▶ _Exercise requirements_: Every line of the records that holds the word "Avenue" should be copied.
---+---
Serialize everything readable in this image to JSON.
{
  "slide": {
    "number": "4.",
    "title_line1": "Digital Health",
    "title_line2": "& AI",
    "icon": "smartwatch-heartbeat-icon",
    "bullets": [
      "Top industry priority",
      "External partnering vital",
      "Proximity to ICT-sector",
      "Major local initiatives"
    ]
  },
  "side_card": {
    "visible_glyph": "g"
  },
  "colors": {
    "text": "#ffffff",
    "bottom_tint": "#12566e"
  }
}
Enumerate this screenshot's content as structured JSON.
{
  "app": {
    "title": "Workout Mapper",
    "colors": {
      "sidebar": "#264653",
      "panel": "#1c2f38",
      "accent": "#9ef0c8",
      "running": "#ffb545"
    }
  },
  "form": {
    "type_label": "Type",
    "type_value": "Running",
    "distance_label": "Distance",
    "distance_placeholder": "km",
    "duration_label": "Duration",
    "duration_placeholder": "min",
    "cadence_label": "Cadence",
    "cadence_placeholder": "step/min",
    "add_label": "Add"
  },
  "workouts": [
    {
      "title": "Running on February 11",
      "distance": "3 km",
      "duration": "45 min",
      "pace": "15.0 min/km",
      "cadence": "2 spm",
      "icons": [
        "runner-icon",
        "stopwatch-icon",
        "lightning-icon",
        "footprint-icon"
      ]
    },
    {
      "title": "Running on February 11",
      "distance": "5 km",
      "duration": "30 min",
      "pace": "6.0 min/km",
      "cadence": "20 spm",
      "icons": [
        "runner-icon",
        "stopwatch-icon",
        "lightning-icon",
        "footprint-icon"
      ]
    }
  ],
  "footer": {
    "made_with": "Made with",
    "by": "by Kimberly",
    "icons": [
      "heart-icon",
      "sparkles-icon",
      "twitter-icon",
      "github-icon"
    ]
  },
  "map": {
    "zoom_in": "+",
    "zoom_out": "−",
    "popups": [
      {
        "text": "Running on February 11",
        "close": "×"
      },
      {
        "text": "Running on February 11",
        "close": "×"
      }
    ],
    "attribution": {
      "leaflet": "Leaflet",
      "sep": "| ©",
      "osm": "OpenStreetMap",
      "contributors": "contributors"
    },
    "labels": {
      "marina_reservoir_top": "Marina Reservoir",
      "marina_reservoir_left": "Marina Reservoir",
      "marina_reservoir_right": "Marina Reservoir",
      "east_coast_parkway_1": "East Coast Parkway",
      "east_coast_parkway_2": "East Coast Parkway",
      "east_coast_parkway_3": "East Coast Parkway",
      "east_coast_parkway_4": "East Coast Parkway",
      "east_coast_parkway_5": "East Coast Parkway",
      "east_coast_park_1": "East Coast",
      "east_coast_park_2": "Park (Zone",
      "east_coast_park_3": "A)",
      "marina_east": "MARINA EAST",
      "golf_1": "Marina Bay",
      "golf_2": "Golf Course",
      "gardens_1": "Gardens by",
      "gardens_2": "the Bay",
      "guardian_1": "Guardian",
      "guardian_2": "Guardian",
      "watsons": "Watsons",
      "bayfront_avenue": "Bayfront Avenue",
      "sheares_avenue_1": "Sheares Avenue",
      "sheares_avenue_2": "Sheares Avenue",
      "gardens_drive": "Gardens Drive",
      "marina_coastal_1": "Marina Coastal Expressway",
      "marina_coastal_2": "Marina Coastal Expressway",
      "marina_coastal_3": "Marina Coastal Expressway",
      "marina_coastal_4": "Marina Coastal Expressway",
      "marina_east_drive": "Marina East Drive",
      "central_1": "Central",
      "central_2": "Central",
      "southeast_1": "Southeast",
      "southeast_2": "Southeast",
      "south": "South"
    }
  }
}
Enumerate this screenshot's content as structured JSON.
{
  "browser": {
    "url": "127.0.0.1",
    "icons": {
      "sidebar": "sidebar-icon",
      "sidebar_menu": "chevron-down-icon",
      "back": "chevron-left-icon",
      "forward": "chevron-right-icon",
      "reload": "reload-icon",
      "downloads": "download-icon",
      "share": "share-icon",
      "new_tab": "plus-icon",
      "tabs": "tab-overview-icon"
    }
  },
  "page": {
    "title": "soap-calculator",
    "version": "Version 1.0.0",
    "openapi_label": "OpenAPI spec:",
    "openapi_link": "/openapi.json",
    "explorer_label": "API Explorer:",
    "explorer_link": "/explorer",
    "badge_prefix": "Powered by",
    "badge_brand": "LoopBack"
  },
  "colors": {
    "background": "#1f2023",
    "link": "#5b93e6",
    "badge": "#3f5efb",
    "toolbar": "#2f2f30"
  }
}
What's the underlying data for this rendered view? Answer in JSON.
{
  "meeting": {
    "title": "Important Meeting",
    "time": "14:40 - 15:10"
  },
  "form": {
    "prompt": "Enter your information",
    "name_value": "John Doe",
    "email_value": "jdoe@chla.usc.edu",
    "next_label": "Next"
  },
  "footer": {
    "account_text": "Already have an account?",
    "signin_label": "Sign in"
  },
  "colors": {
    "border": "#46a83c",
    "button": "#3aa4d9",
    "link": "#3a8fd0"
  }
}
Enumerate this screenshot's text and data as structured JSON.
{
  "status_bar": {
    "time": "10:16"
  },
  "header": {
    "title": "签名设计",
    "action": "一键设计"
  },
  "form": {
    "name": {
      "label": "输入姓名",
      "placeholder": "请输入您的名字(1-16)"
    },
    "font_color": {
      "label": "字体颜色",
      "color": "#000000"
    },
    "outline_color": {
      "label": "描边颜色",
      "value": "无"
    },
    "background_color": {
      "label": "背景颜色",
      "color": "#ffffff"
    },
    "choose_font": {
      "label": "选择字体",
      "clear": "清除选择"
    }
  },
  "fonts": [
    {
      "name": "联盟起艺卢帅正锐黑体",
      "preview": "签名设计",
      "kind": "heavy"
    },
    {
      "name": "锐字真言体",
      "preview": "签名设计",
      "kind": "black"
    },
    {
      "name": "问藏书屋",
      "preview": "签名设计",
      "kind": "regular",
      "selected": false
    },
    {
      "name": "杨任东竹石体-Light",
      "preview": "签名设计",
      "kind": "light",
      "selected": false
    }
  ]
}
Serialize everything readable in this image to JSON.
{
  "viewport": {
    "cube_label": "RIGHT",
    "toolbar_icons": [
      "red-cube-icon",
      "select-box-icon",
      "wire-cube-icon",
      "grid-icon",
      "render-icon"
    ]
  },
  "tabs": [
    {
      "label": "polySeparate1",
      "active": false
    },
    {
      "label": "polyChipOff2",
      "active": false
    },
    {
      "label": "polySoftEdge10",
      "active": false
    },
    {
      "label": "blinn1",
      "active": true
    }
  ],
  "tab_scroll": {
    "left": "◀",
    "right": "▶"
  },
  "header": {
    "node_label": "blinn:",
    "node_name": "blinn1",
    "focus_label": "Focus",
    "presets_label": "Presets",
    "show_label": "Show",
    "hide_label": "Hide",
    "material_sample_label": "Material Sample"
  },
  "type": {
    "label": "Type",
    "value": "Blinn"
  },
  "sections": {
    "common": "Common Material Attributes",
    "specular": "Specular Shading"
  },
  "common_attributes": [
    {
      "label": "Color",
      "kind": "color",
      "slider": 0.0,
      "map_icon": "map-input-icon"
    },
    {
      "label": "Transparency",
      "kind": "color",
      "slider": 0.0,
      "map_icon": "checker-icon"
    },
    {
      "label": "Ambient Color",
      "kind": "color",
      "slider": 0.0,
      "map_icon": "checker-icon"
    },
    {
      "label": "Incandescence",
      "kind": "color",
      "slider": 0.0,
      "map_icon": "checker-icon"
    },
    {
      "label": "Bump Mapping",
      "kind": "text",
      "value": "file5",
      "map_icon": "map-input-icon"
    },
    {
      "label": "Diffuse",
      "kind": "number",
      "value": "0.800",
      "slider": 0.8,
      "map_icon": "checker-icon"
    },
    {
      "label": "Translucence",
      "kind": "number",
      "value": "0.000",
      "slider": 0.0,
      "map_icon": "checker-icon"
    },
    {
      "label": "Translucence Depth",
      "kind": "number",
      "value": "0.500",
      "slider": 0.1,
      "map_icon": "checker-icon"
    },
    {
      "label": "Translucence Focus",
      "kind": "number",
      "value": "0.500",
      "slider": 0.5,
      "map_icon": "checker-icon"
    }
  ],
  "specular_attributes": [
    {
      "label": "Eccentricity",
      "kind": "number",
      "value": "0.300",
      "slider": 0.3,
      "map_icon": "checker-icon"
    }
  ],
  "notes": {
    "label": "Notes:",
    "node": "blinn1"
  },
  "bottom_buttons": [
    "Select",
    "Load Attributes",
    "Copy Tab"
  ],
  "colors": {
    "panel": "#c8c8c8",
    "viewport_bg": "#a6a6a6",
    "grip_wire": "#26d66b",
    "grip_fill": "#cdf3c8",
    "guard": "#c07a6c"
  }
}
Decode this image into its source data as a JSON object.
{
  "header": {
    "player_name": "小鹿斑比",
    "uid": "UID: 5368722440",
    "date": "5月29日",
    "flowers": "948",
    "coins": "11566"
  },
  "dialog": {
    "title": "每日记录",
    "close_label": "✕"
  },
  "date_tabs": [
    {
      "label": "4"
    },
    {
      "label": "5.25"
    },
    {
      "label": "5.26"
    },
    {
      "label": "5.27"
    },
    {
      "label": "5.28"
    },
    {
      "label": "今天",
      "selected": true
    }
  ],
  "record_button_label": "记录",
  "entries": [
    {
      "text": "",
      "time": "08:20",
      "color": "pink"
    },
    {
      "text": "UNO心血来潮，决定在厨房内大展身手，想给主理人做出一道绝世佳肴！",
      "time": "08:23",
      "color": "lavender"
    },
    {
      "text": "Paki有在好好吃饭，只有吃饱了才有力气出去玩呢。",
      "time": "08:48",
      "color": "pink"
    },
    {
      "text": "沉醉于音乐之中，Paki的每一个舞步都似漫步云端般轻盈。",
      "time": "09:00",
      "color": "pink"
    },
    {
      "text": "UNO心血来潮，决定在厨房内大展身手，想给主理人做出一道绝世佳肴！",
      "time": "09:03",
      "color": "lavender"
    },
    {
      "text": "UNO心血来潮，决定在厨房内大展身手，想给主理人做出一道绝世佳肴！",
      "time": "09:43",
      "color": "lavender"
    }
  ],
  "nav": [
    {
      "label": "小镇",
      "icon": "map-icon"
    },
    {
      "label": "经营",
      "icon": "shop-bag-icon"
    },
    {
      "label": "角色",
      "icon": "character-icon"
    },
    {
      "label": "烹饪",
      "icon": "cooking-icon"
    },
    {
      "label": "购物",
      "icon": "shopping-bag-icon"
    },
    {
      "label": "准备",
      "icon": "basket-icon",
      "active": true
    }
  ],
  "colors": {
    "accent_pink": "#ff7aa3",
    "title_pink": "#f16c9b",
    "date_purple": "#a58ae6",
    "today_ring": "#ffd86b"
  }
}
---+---
▶ _The completed task_:
      "bayfront_avenue": "Bayfront Avenue",
      "sheares_avenue_1": "Sheares Avenue",
      "sheares_avenue_2": "Sheares Avenue",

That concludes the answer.